━━ SOURCE MATERIAL

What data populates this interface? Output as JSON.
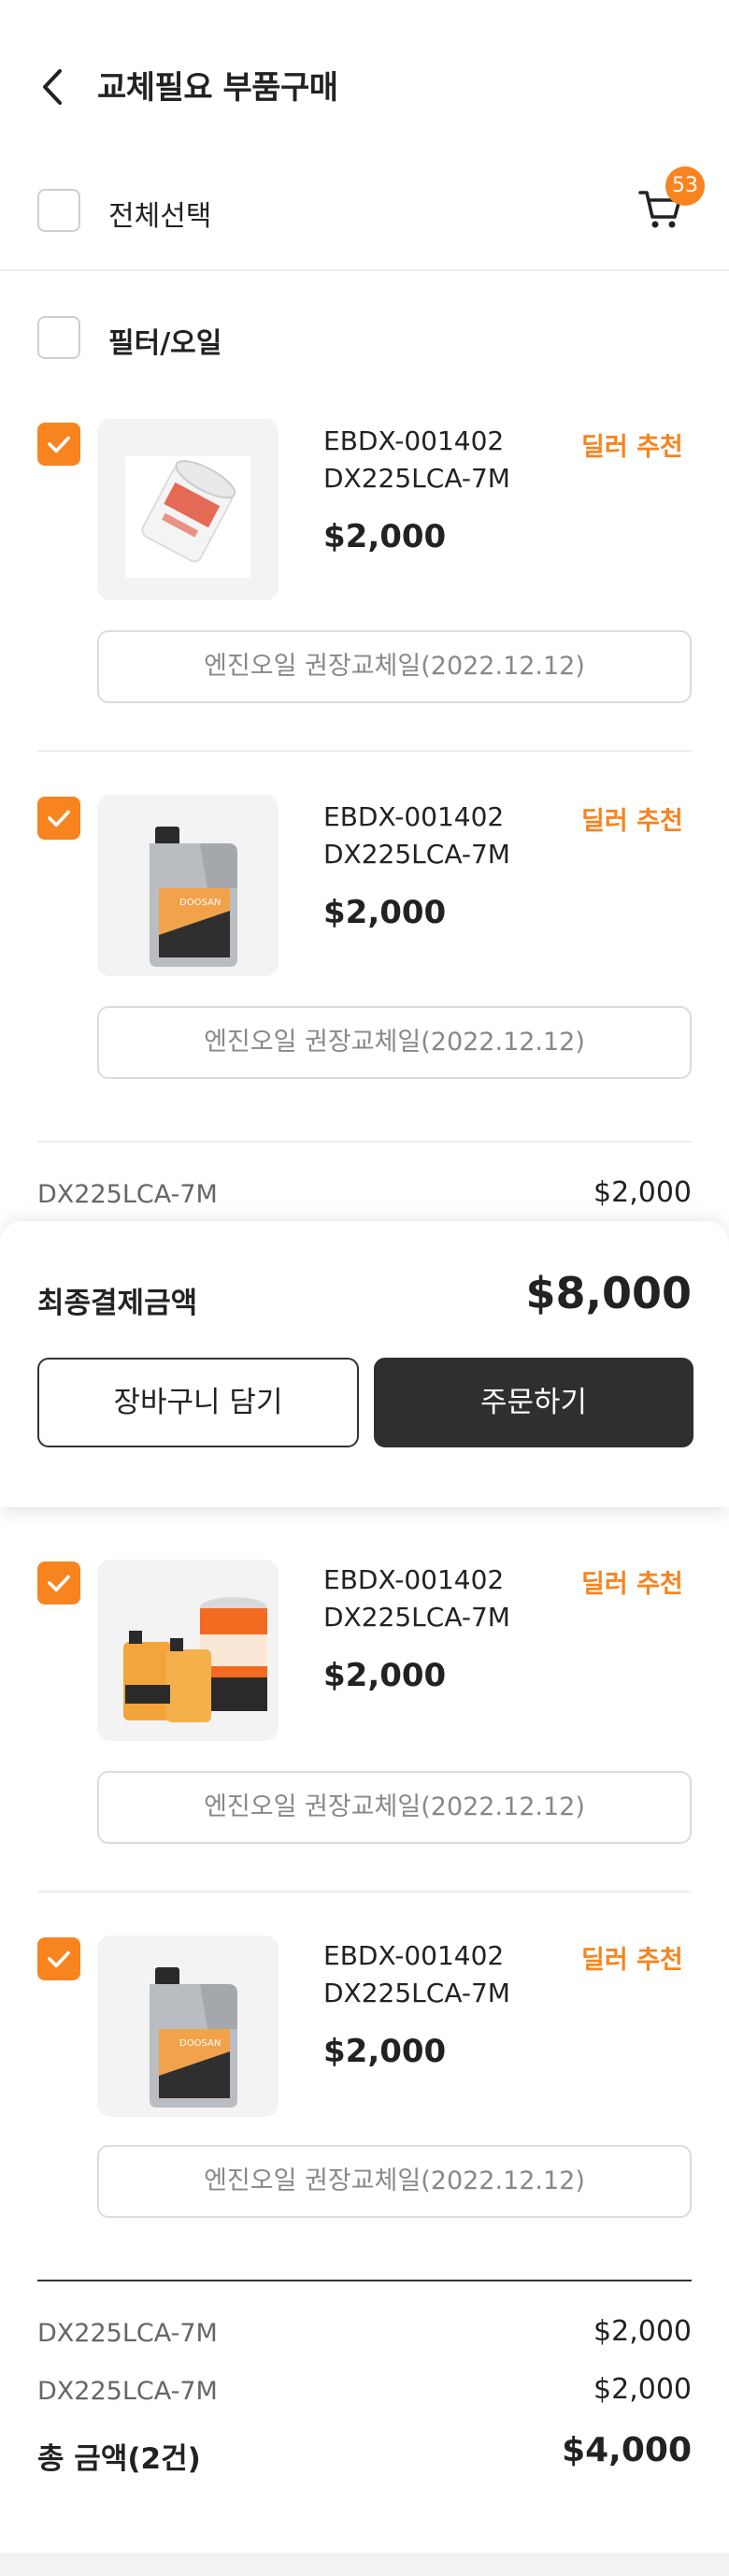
{
  "header": {
    "title": "교체필요 부품구매"
  },
  "select_all": {
    "label": "전체선택"
  },
  "cart": {
    "badge_count": "53"
  },
  "category": {
    "name": "필터/오일"
  },
  "products": [
    {
      "code": "EBDX-001402",
      "model": "DX225LCA-7M",
      "price": "$2,000",
      "tag": "딜러 추천",
      "recommend": "엔진오일 권장교체일(2022.12.12)",
      "image": "oil-filter-icon"
    },
    {
      "code": "EBDX-001402",
      "model": "DX225LCA-7M",
      "price": "$2,000",
      "tag": "딜러 추천",
      "recommend": "엔진오일 권장교체일(2022.12.12)",
      "image": "oil-jug-icon"
    },
    {
      "code": "EBDX-001402",
      "model": "DX225LCA-7M",
      "price": "$2,000",
      "tag": "딜러 추천",
      "recommend": "엔진오일 권장교체일(2022.12.12)",
      "image": "axle-oil-set-icon"
    },
    {
      "code": "EBDX-001402",
      "model": "DX225LCA-7M",
      "price": "$2,000",
      "tag": "딜러 추천",
      "recommend": "엔진오일 권장교체일(2022.12.12)",
      "image": "oil-jug-icon"
    }
  ],
  "partial_summary": {
    "model": "DX225LCA-7M",
    "price": "$2,000"
  },
  "checkout_panel": {
    "final_label": "최종결제금액",
    "final_amount": "$8,000",
    "add_to_cart_label": "장바구니 담기",
    "order_label": "주문하기"
  },
  "summary": {
    "rows": [
      {
        "model": "DX225LCA-7M",
        "price": "$2,000"
      },
      {
        "model": "DX225LCA-7M",
        "price": "$2,000"
      }
    ],
    "total_label": "총 금액(2건)",
    "total_amount": "$4,000"
  },
  "colors": {
    "accent": "#f7841e",
    "dark_button": "#2f2f2f"
  }
}
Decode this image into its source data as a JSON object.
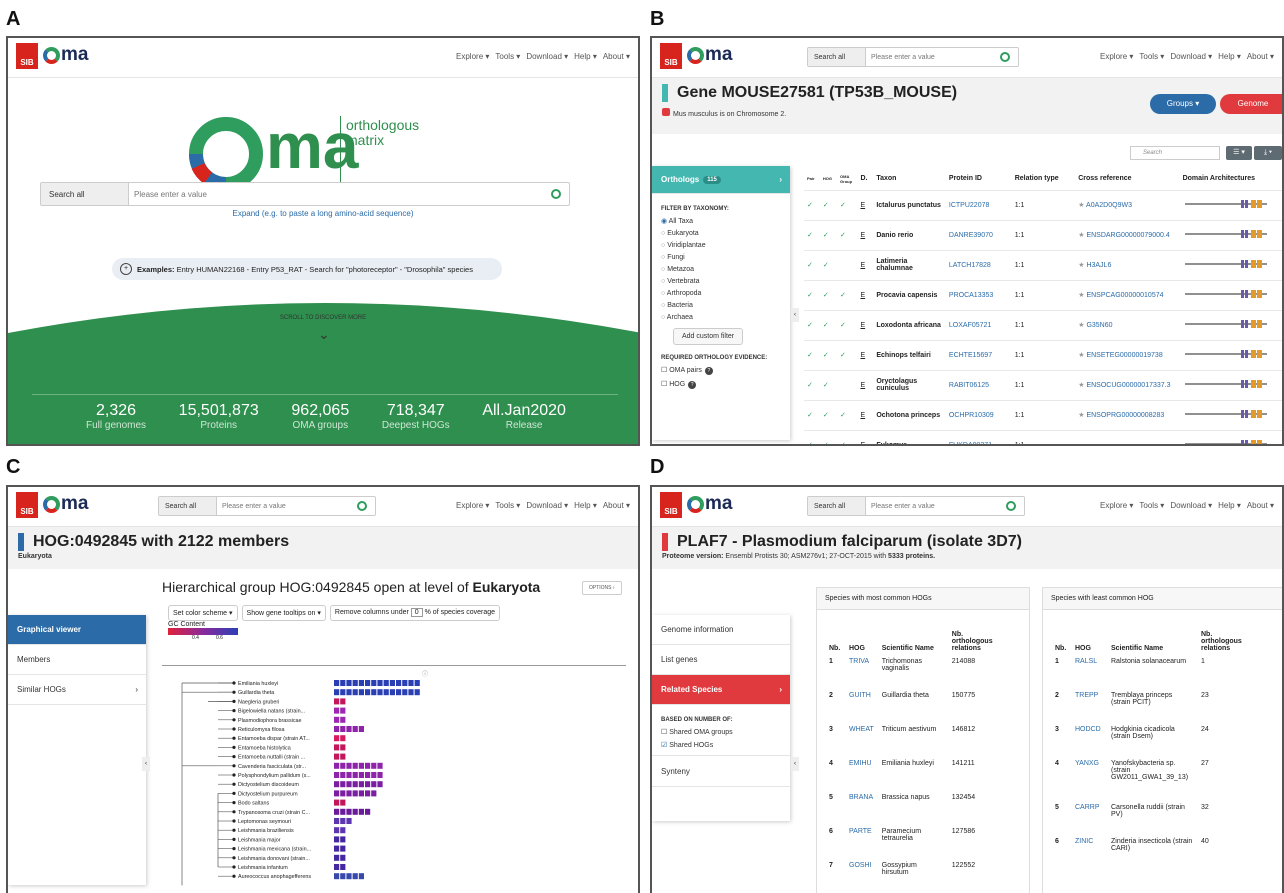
{
  "labels": {
    "a": "A",
    "b": "B",
    "c": "C",
    "d": "D"
  },
  "common": {
    "sib": "SIB",
    "oma": "ma",
    "browser": "browser",
    "search_mode": "Search all",
    "search_placeholder": "Please enter a value",
    "nav": [
      "Explore ▾",
      "Tools ▾",
      "Download ▾",
      "Help ▾",
      "About ▾"
    ]
  },
  "a": {
    "brand_word": "ma",
    "brand_sub": "browser",
    "brand_right1": "orthologous",
    "brand_right2": "matrix",
    "expand": "Expand (e.g. to paste a long amino-acid sequence)",
    "examples_label": "Examples:",
    "examples": "Entry HUMAN22168 - Entry P53_RAT - Search for \"photoreceptor\" - \"Drosophila\" species",
    "scroll": "SCROLL TO DISCOVER MORE",
    "stats": [
      {
        "v": "2,326",
        "l": "Full genomes"
      },
      {
        "v": "15,501,873",
        "l": "Proteins"
      },
      {
        "v": "962,065",
        "l": "OMA groups"
      },
      {
        "v": "718,347",
        "l": "Deepest HOGs"
      },
      {
        "v": "All.Jan2020",
        "l": "Release"
      }
    ]
  },
  "b": {
    "title": "Gene MOUSE27581 (TP53B_MOUSE)",
    "subtitle": "Mus musculus is on Chromosome 2.",
    "groups_btn": "Groups ▾",
    "genome_btn": "Genome",
    "table_search": "Search",
    "side_title": "Orthologs",
    "side_count": "115",
    "filter_title": "FILTER BY TAXONOMY:",
    "taxa": [
      "All Taxa",
      "Eukaryota",
      "Viridiplantae",
      "Fungi",
      "Metazoa",
      "Vertebrata",
      "Arthropoda",
      "Bacteria",
      "Archaea"
    ],
    "custom_filter": "Add custom filter",
    "evidence_title": "REQUIRED ORTHOLOGY EVIDENCE:",
    "evidence": [
      "OMA pairs",
      "HOG"
    ],
    "cols": [
      "Pair",
      "HOG",
      "OMA Group",
      "D.",
      "Taxon",
      "Protein ID",
      "Relation type",
      "Cross reference",
      "Domain Architectures"
    ],
    "rows": [
      {
        "pair": "✓",
        "hog": "✓",
        "grp": "✓",
        "d": "E",
        "taxon": "Ictalurus punctatus",
        "pid": "ICTPU22078",
        "rel": "1:1",
        "xref": "A0A2D0Q9W3"
      },
      {
        "pair": "✓",
        "hog": "✓",
        "grp": "✓",
        "d": "E",
        "taxon": "Danio rerio",
        "pid": "DANRE39070",
        "rel": "1:1",
        "xref": "ENSDARG00000079000.4"
      },
      {
        "pair": "✓",
        "hog": "✓",
        "grp": "",
        "d": "E",
        "taxon": "Latimeria chalumnae",
        "pid": "LATCH17828",
        "rel": "1:1",
        "xref": "H3AJL6"
      },
      {
        "pair": "✓",
        "hog": "✓",
        "grp": "✓",
        "d": "E",
        "taxon": "Procavia capensis",
        "pid": "PROCA13353",
        "rel": "1:1",
        "xref": "ENSPCAG00000010574"
      },
      {
        "pair": "✓",
        "hog": "✓",
        "grp": "✓",
        "d": "E",
        "taxon": "Loxodonta africana",
        "pid": "LOXAF05721",
        "rel": "1:1",
        "xref": "G35N60"
      },
      {
        "pair": "✓",
        "hog": "✓",
        "grp": "✓",
        "d": "E",
        "taxon": "Echinops telfairi",
        "pid": "ECHTE15697",
        "rel": "1:1",
        "xref": "ENSETEG00000019738"
      },
      {
        "pair": "✓",
        "hog": "✓",
        "grp": "",
        "d": "E",
        "taxon": "Oryctolagus cuniculus",
        "pid": "RABIT06125",
        "rel": "1:1",
        "xref": "ENSOCUG00000017337.3"
      },
      {
        "pair": "✓",
        "hog": "✓",
        "grp": "✓",
        "d": "E",
        "taxon": "Ochotona princeps",
        "pid": "OCHPR10309",
        "rel": "1:1",
        "xref": "ENSOPRG00000008283"
      },
      {
        "pair": "✓",
        "hog": "✓",
        "grp": "✓",
        "d": "E",
        "taxon": "Fukomys",
        "pid": "FUKDA00271",
        "rel": "1:1",
        "xref": ""
      }
    ]
  },
  "c": {
    "title": "HOG:0492845 with 2122 members",
    "subtitle": "Eukaryota",
    "heading_pre": "Hierarchical group HOG:0492845 open at level of ",
    "heading_bold": "Eukaryota",
    "options": "OPTIONS ›",
    "ctl1": "Set color scheme ▾",
    "ctl2": "Show gene tooltips on ▾",
    "ctl3": "Remove columns under",
    "ctl3_val": "0",
    "ctl3_post": "% of species coverage",
    "legend_title": "GC Content",
    "legend_t1": "0.4",
    "legend_t2": "0.6",
    "side": [
      "Graphical viewer",
      "Members",
      "Similar HOGs"
    ],
    "species": [
      {
        "n": "Emiliania huxleyi",
        "c": 14
      },
      {
        "n": "Guillardia theta",
        "c": 14
      },
      {
        "n": "Naegleria gruberi",
        "c": 2
      },
      {
        "n": "Bigelowiella natans (strain...",
        "c": 2
      },
      {
        "n": "Plasmodiophora brassicae",
        "c": 2
      },
      {
        "n": "Reticulomyxa filosa",
        "c": 5
      },
      {
        "n": "Entamoeba dispar (strain AT...",
        "c": 2
      },
      {
        "n": "Entamoeba histolytica",
        "c": 2
      },
      {
        "n": "Entamoeba nuttalli (strain ...",
        "c": 2
      },
      {
        "n": "Cavenderia fasciculata (str...",
        "c": 8
      },
      {
        "n": "Polysphondylium pallidum (s...",
        "c": 8
      },
      {
        "n": "Dictyostelium discoideum",
        "c": 8
      },
      {
        "n": "Dictyostelium purpureum",
        "c": 7
      },
      {
        "n": "Bodo saltans",
        "c": 2
      },
      {
        "n": "Trypanosoma cruzi (strain C...",
        "c": 6
      },
      {
        "n": "Leptomonas seymouri",
        "c": 3
      },
      {
        "n": "Leishmania braziliensis",
        "c": 2
      },
      {
        "n": "Leishmania major",
        "c": 2
      },
      {
        "n": "Leishmania mexicana (strain...",
        "c": 2
      },
      {
        "n": "Leishmania donovani (strain...",
        "c": 2
      },
      {
        "n": "Leishmania infantum",
        "c": 2
      },
      {
        "n": "Aureococcus anophagefferens",
        "c": 5
      }
    ]
  },
  "d": {
    "title": "PLAF7 - Plasmodium falciparum (isolate 3D7)",
    "sub_label": "Proteome version:",
    "sub_text": " Ensembl Protists 30; ASM276v1; 27-OCT-2015 with ",
    "sub_bold": "5333 proteins.",
    "side": [
      "Genome information",
      "List genes",
      "Related Species"
    ],
    "based_title": "BASED ON NUMBER OF:",
    "based": [
      "Shared OMA groups",
      "Shared HOGs"
    ],
    "synteny": "Synteny",
    "most_title": "Species with most common HOGs",
    "least_title": "Species with least common HOG",
    "cols": [
      "Nb.",
      "HOG",
      "Scientific Name",
      "Nb. orthologous relations"
    ],
    "most": [
      {
        "nb": "1",
        "hog": "TRIVA",
        "name": "Trichomonas vaginalis",
        "rel": "214088"
      },
      {
        "nb": "2",
        "hog": "GUITH",
        "name": "Guillardia theta",
        "rel": "150775"
      },
      {
        "nb": "3",
        "hog": "WHEAT",
        "name": "Triticum aestivum",
        "rel": "146812"
      },
      {
        "nb": "4",
        "hog": "EMIHU",
        "name": "Emiliania huxleyi",
        "rel": "141211"
      },
      {
        "nb": "5",
        "hog": "BRANA",
        "name": "Brassica napus",
        "rel": "132454"
      },
      {
        "nb": "6",
        "hog": "PARTE",
        "name": "Paramecium tetraurelia",
        "rel": "127586"
      },
      {
        "nb": "7",
        "hog": "GOSHI",
        "name": "Gossypium hirsutum",
        "rel": "122552"
      }
    ],
    "least": [
      {
        "nb": "1",
        "hog": "RALSL",
        "name": "Ralstonia solanacearum",
        "rel": "1"
      },
      {
        "nb": "2",
        "hog": "TREPP",
        "name": "Tremblaya princeps (strain PCIT)",
        "rel": "23"
      },
      {
        "nb": "3",
        "hog": "HODCD",
        "name": "Hodgkinia cicadicola (strain Dsem)",
        "rel": "24"
      },
      {
        "nb": "4",
        "hog": "YANXG",
        "name": "Yanofskybacteria sp. (strain GW2011_GWA1_39_13)",
        "rel": "27"
      },
      {
        "nb": "5",
        "hog": "CARRP",
        "name": "Carsonella ruddii (strain PV)",
        "rel": "32"
      },
      {
        "nb": "6",
        "hog": "ZINIC",
        "name": "Zinderia insecticola (strain CARI)",
        "rel": "40"
      }
    ]
  },
  "colors": {
    "oma_green": "#2f8f4e",
    "blue": "#2a6ba8",
    "red": "#e03a3e",
    "teal": "#44b8b0"
  }
}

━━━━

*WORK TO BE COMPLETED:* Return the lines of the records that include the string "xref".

*EXERCISE RESPONSE:*
        "xref": "A0A2D0Q9W3"
        "xref": "ENSDARG00000079000.4"
        "xref": "H3AJL6"
        "xref": "ENSPCAG00000010574"
        "xref": "G35N60"
        "xref": "ENSETEG00000019738"
        "xref": "ENSOCUG00000017337.3"
        "xref": "ENSOPRG00000008283"
        "xref": ""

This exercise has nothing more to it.